Brazilian police stop Indigenous People from storming Congress
Brazilian police used pepper spray to stop hundreds of protesting Indigenous People from storming Congress, clamping down on the second day of indigenous rights marches.
Tribes across Brazil blocked highways and occupied government offices to oppose what they see as a steady undermining of their rights to ancestral lands by farmers supported by politicians in disputes that have occasionally turned violent.
"We have lost lots of land and they want to take away what we have left," said Mayalú Txucarramae, a young Kayapó leader from the Xingú reservation in Mato Grosso state, one of about 1,000 indigenous demonstrators camped out in front of Congress.
Indigenous People wearing headdresses and body paint and carrying spears, bows and arrows expressed their anger in war dances outside ministry buildings in Brazil's capital and then tried to invade Congress, before being stopped by police.
During a similar protest in April, members of some 70 tribes barged into the lower house of Congress, delaying a debate on indigenous policy.
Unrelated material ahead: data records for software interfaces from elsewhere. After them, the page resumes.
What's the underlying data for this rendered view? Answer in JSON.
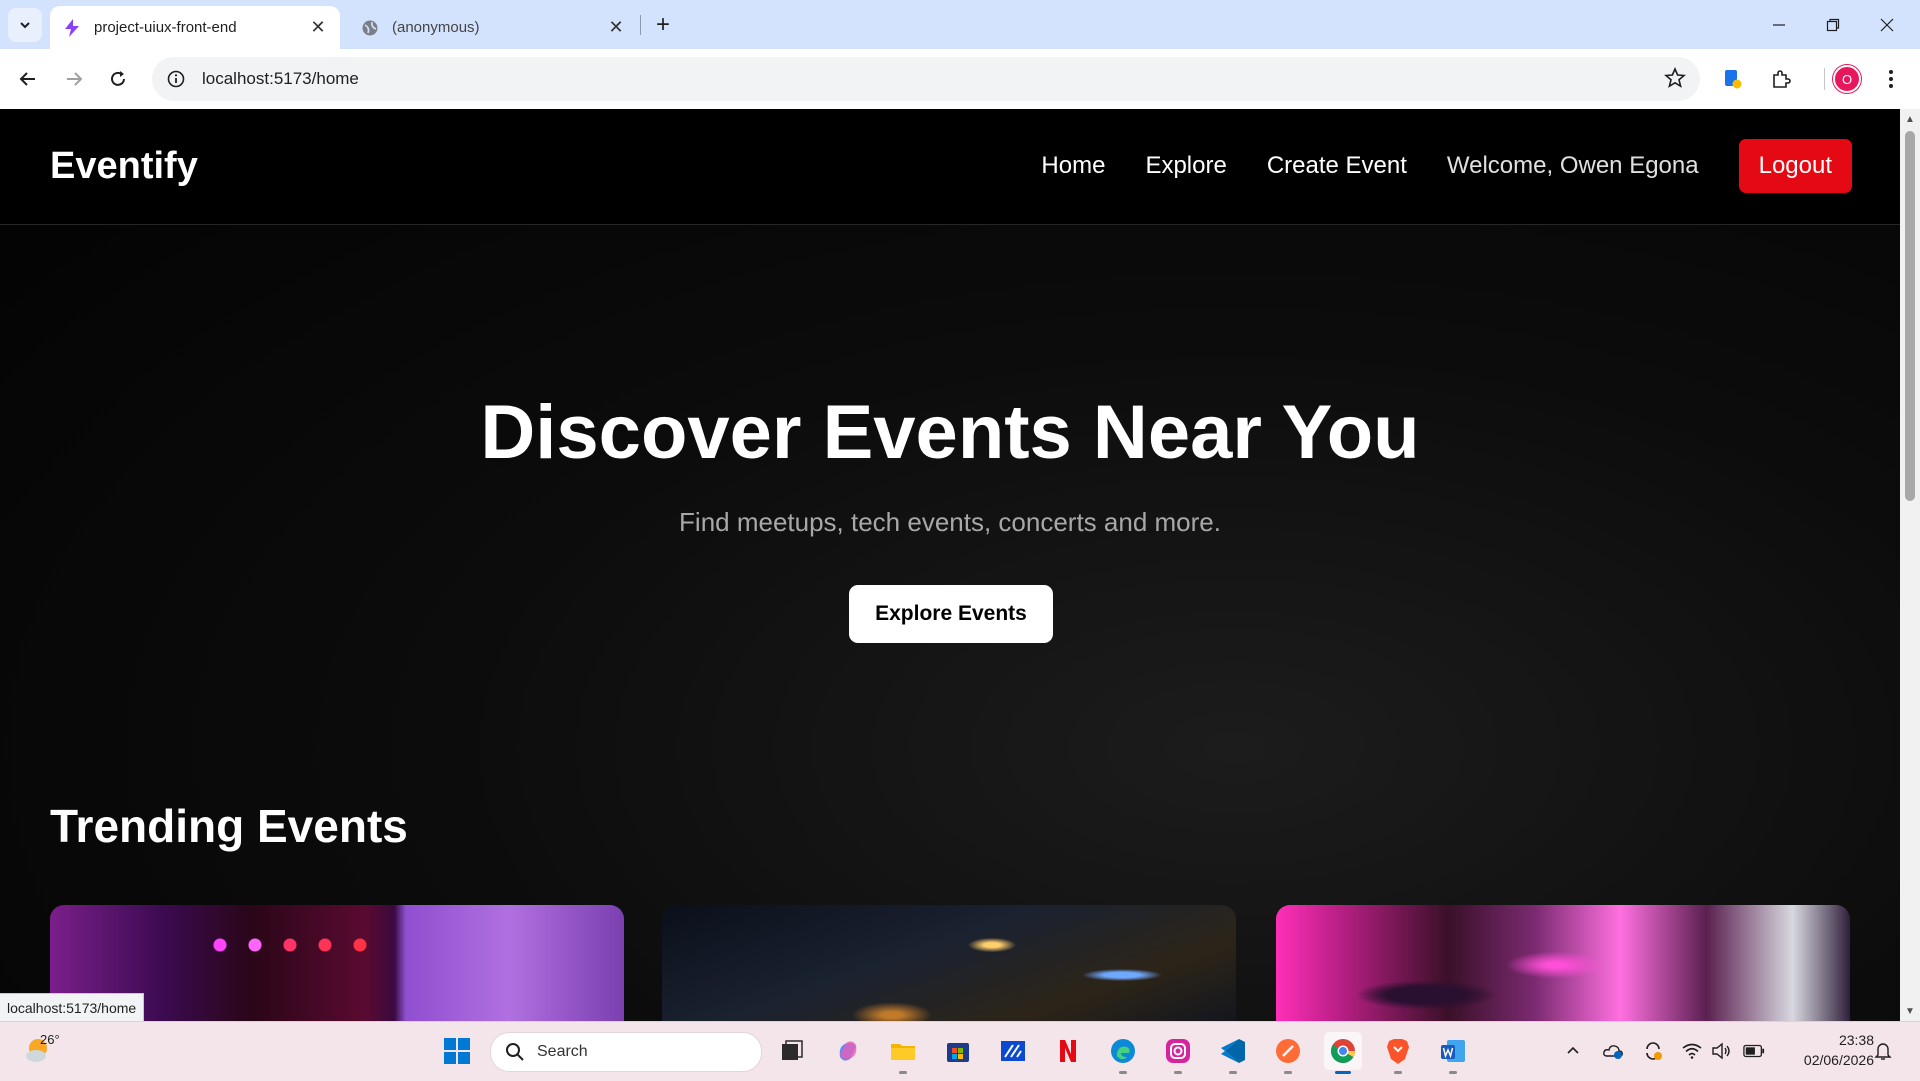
{
  "browser": {
    "tabs": [
      {
        "title": "project-uiux-front-end",
        "active": true
      },
      {
        "title": "(anonymous)",
        "active": false
      }
    ],
    "url": "localhost:5173/home",
    "profile_initial": "O",
    "status_url": "localhost:5173/home"
  },
  "site": {
    "logo": "Eventify",
    "nav": {
      "home": "Home",
      "explore": "Explore",
      "create_event": "Create Event",
      "welcome": "Welcome, Owen Egona",
      "logout": "Logout"
    },
    "hero": {
      "title": "Discover Events Near You",
      "subtitle": "Find meetups, tech events, concerts and more.",
      "cta": "Explore Events"
    },
    "trending": {
      "title": "Trending Events"
    }
  },
  "colors": {
    "accent_red": "#e50914",
    "page_bg": "#000000",
    "tabstrip_bg": "#d3e3fd"
  },
  "taskbar": {
    "weather_temp": "26°",
    "search_label": "Search",
    "time": "23:38",
    "date": "02/06/2026",
    "apps": [
      "start-icon",
      "task-view-icon",
      "copilot-icon",
      "file-explorer-icon",
      "store-icon",
      "ide-icon",
      "netflix-icon",
      "edge-icon",
      "instagram-icon",
      "vscode-icon",
      "postman-icon",
      "chrome-icon",
      "brave-icon",
      "word-icon"
    ]
  }
}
Brazilian police, who have faced bouts of social unrest since the country experienced massive protests in June against corruption and poor government services, were less permissive this time.
But the deputy speaker of the lower chamber of Congress, Andre Vargas, agreed to meet with a delegation of Indigenous People, including the Kayapó leader, and vowed to try to stop a constitutional amendment from reaching the floor that would weaken native land rights.
On Tuesday, Speaker Henrique Eduardo Alves said he would delay forming a committee to study the proposal, which would give Congress, rather than the federal government's Indian affairs office, the power to create indigenous reservations.
President Dilma Rousseff, accused by the Indians of siding with farmers in the disputes over native lands, said on Twitter she opposed the amendment and would encourage her supporters in Congress to vote against it.
"She is just trying to look good," said Txucarramae.
The protests that shook Brazil in June may have helped the Indian cause by making the country's politicians more sensitive to popular demands, the Indian leader said.